What is the worst thing that has happened to you since you became an English teacher?
I experienced racial discrimination. When you apply for a position and are rejected because it involves teaching a language that was not your first, or because the position was given priority to a US, UK, Australia, Canada, NZ or South Africa passport holder, the experience can change your personality or cultural perspective. I hurt a little bit, but learned to move on.
Read Malaysian Evonne’s story of how she started out teaching English as a non-native speaker.
Tell us a bizarre story about something that has happened to you since you became a teacher?
It wasn’t just one instance. My Vietnamese students kept reminding me of how I was getting much older yearly and that I should start looking for a husband to marry. Uh, hello? It’s my life? I’m the teacher here! (wink)

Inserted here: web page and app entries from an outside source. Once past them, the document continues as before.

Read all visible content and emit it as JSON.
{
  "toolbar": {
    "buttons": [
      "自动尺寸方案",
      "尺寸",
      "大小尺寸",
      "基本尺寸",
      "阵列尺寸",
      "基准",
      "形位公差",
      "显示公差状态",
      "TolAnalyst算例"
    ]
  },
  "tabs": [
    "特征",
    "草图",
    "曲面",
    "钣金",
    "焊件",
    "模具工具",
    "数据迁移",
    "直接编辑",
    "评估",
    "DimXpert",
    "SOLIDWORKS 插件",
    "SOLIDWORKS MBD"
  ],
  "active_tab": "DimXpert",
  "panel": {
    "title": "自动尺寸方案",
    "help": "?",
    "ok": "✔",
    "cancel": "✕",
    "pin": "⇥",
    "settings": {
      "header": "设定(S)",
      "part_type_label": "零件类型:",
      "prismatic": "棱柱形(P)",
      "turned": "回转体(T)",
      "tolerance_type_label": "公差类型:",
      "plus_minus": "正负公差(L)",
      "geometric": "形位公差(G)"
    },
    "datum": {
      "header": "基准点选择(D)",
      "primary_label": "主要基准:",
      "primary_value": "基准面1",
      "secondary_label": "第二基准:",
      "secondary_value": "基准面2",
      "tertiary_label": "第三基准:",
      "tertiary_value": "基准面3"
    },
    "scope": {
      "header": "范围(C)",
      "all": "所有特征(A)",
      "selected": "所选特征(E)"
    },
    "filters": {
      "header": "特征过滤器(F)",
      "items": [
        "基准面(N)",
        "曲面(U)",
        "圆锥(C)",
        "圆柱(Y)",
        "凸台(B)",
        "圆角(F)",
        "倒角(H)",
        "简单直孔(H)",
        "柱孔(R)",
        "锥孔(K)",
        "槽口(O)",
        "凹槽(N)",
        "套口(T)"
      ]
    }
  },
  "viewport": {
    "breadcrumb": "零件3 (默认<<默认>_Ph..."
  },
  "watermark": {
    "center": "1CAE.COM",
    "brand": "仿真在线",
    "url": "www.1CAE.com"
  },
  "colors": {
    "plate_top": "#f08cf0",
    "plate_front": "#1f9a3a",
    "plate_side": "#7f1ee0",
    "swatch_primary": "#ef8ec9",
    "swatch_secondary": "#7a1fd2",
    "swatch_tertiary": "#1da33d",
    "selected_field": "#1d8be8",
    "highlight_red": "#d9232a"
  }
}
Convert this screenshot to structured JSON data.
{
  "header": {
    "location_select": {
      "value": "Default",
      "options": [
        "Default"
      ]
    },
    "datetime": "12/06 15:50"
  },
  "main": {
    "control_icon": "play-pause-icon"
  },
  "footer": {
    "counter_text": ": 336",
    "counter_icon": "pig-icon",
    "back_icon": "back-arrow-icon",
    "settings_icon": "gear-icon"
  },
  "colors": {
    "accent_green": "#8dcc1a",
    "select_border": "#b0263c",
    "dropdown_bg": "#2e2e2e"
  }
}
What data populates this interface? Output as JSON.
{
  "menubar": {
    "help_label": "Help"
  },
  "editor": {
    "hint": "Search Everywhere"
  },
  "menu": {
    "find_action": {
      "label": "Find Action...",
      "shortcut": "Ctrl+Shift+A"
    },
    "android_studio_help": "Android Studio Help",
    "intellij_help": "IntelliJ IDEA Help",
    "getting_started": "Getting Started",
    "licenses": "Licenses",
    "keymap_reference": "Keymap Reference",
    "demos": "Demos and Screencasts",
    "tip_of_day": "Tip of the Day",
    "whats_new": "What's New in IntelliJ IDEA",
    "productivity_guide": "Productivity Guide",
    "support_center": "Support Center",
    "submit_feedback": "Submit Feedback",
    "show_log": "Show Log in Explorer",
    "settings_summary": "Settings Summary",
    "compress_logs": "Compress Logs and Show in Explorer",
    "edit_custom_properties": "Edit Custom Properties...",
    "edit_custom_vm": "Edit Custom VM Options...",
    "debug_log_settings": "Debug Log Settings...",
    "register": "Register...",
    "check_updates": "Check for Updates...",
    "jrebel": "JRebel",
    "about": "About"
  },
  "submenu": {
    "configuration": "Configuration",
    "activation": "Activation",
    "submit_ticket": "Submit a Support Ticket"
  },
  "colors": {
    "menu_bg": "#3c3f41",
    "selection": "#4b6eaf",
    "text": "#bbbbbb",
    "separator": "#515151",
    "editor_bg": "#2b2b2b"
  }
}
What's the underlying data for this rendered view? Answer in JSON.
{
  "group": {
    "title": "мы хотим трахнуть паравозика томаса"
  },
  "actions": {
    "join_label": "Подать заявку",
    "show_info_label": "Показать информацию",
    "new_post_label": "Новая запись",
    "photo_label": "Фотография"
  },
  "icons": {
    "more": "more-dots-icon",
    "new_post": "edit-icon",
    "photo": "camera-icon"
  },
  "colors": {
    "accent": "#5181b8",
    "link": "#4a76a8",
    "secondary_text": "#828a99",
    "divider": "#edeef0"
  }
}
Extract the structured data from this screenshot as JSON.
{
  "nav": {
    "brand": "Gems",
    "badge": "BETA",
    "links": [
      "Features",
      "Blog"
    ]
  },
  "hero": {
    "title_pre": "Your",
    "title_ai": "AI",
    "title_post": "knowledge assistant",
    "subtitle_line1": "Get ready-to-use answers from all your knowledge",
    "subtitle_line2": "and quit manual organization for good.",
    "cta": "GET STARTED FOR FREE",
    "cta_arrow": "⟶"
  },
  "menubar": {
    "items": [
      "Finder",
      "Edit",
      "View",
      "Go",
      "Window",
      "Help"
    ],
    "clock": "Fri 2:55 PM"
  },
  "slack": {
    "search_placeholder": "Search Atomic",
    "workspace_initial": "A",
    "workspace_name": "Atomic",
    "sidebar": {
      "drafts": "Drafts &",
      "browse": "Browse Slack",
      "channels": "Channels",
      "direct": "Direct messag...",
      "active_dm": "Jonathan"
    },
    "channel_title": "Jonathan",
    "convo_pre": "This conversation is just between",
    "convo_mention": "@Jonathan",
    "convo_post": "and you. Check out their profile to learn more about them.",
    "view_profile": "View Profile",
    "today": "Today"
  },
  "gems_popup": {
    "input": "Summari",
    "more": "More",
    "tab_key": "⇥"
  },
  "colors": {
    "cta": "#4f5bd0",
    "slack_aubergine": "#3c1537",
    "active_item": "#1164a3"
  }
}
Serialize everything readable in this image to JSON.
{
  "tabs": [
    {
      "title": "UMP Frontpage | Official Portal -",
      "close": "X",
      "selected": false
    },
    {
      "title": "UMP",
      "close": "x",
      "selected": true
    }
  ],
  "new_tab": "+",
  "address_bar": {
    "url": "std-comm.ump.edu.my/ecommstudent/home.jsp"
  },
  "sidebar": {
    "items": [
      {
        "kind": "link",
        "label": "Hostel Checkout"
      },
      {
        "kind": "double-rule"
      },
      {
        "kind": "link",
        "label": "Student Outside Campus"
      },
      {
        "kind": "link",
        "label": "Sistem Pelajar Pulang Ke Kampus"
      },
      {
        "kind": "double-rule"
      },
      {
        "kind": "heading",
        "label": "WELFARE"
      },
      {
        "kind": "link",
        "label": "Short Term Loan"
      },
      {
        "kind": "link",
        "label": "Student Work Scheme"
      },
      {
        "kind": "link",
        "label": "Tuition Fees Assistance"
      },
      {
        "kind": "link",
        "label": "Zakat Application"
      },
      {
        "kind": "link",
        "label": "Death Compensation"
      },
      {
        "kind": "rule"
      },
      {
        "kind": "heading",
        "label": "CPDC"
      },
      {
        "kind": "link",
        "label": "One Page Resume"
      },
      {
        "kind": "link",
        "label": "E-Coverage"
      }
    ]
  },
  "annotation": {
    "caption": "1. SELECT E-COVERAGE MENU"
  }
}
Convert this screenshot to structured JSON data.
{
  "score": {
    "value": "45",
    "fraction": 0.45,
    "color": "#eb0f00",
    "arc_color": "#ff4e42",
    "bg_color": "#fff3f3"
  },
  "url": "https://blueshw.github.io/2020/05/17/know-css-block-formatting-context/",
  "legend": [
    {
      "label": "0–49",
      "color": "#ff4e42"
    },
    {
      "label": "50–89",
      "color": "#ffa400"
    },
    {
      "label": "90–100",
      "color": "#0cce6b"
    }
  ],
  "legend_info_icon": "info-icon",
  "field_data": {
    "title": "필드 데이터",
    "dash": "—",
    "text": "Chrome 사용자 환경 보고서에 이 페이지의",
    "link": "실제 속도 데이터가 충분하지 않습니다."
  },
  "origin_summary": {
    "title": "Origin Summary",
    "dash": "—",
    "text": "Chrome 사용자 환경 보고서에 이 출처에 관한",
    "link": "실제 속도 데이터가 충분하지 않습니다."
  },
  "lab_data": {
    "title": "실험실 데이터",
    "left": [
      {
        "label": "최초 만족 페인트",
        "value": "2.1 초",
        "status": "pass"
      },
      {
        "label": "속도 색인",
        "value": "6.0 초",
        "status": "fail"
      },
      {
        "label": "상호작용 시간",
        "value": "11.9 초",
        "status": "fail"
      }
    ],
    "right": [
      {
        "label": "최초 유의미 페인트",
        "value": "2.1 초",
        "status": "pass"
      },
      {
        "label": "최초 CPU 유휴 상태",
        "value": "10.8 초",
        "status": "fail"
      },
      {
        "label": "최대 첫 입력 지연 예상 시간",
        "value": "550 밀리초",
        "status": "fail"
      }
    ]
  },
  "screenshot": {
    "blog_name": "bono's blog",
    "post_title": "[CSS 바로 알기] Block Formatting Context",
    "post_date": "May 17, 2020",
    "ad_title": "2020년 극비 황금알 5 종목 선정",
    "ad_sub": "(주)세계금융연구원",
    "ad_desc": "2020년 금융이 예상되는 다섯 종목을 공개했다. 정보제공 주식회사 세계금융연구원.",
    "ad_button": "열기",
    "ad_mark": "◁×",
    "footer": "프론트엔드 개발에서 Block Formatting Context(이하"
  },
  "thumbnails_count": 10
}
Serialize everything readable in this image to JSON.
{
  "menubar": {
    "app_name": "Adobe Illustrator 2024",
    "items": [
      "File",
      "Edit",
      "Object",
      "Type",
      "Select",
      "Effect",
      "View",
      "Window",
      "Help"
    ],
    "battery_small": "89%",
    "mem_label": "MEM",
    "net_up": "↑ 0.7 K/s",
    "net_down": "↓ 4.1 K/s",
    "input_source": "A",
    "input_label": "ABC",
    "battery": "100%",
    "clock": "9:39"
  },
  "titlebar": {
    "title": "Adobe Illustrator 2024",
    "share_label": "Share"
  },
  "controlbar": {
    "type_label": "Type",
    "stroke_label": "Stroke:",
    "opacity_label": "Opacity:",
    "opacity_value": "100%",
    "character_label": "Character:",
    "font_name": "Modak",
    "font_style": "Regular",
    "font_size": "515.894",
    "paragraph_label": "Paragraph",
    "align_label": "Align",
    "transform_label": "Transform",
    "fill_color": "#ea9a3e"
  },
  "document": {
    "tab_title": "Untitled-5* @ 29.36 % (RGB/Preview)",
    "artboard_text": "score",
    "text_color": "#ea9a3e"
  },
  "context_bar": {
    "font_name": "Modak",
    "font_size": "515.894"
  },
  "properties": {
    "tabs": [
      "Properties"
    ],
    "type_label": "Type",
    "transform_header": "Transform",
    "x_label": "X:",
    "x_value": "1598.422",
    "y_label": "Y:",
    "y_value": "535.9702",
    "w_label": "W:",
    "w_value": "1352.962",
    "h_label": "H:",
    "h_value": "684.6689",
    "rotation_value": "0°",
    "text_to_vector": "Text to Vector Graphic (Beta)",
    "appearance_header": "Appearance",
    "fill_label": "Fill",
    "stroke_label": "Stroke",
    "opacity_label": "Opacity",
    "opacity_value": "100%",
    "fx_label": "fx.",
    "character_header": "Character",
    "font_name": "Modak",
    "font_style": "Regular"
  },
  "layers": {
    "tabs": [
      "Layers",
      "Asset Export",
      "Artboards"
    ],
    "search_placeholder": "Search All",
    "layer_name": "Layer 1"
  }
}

Is there anything you would change about your time as an English teacher?
Yes. I wished I did my masters right after my CELTA. I have an M.Ed. in Instructional Design and Technology, and had I earned the qualification earlier, I would have been able to incorporate the knowledge and skills into teaching much, much earlier in the profession. Oh well.
What advice would you give to someone who wants to become an English teacher?
To my fellow Filipino teachers in the ESL industry: Don’t think that because you learned English all your school years, you are already well equipped to teach it. I would say get or earn international certifications, take tests, and hang out with the native speakers.
Read fellow Filipina in Vietnam, Angela’s, story of how she started teaching English abroad in her New Teacher Tales interview.
Expose and immerse yourself in their culture. Don’t be afraid to make mistakes as you learn. Ask and welcome the criticism and change. And in the process of learning, enjoy. At the end of the day, it is the interactions that make the experience meaningful.
Read more of our advice on how to start teaching English abroad.